(Stored data)
┄┄┄┄┄┄┄┄┄┄

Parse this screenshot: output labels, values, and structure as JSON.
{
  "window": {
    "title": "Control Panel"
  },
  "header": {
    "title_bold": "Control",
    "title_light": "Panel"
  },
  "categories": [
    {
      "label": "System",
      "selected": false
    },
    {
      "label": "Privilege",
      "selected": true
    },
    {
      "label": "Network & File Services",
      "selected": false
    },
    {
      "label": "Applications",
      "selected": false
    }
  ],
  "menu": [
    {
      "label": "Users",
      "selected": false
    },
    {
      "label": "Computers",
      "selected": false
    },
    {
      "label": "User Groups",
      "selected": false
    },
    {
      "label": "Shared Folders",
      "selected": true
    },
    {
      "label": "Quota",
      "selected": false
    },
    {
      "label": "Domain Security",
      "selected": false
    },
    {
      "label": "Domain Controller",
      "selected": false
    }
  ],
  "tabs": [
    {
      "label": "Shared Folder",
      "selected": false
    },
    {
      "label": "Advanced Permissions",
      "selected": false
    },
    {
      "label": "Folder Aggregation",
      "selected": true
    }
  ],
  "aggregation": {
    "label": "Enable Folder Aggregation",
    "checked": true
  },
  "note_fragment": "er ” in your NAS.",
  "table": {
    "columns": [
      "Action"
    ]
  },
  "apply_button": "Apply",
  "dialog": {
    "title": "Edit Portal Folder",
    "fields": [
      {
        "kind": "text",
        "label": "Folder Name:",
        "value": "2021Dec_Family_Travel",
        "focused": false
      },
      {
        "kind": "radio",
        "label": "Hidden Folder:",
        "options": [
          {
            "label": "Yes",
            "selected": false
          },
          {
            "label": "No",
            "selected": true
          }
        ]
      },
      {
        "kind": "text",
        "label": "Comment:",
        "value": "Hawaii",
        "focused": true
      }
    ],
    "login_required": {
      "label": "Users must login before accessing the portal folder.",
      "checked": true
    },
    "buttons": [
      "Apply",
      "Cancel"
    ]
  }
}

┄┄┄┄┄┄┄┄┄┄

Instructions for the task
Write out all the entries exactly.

Response to this task
Parse this screenshot: output labels, values, and structure as JSON.
{
  "window": {
    "title": "Control Panel"
  },
  "header": {
    "title_bold": "Control",
    "title_light": "Panel"
  },
  "categories": [
    {
      "label": "System",
      "selected": false
    },
    {
      "label": "Privilege",
      "selected": true
    },
    {
      "label": "Network & File Services",
      "selected": false
    },
    {
      "label": "Applications",
      "selected": false
    }
  ],
  "menu": [
    {
      "label": "Users",
      "selected": false
    },
    {
      "label": "Computers",
      "selected": false
    },
    {
      "label": "User Groups",
      "selected": false
    },
    {
      "label": "Shared Folders",
      "selected": true
    },
    {
      "label": "Quota",
      "selected": false
    },
    {
      "label": "Domain Security",
      "selected": false
    },
    {
      "label": "Domain Controller",
      "selected": false
    }
  ],
  "tabs": [
    {
      "label": "Shared Folder",
      "selected": false
    },
    {
      "label": "Advanced Permissions",
      "selected": false
    },
    {
      "label": "Folder Aggregation",
      "selected": true
    }
  ],
  "aggregation": {
    "label": "Enable Folder Aggregation",
    "checked": true
  },
  "note_fragment": "er ” in your NAS.",
  "table": {
    "columns": [
      "Action"
    ]
  },
  "apply_button": "Apply",
  "dialog": {
    "title": "Edit Portal Folder",
    "fields": [
      {
        "kind": "text",
        "label": "Folder Name:",
        "value": "2021Dec_Family_Travel",
        "focused": false
      },
      {
        "kind": "radio",
        "label": "Hidden Folder:",
        "options": [
          {
            "label": "Yes",
            "selected": false
          },
          {
            "label": "No",
            "selected": true
          }
        ]
      },
      {
        "kind": "text",
        "label": "Comment:",
        "value": "Hawaii",
        "focused": true
      }
    ],
    "login_required": {
      "label": "Users must login before accessing the portal folder.",
      "checked": true
    },
    "buttons": [
      "Apply",
      "Cancel"
    ]
  }
}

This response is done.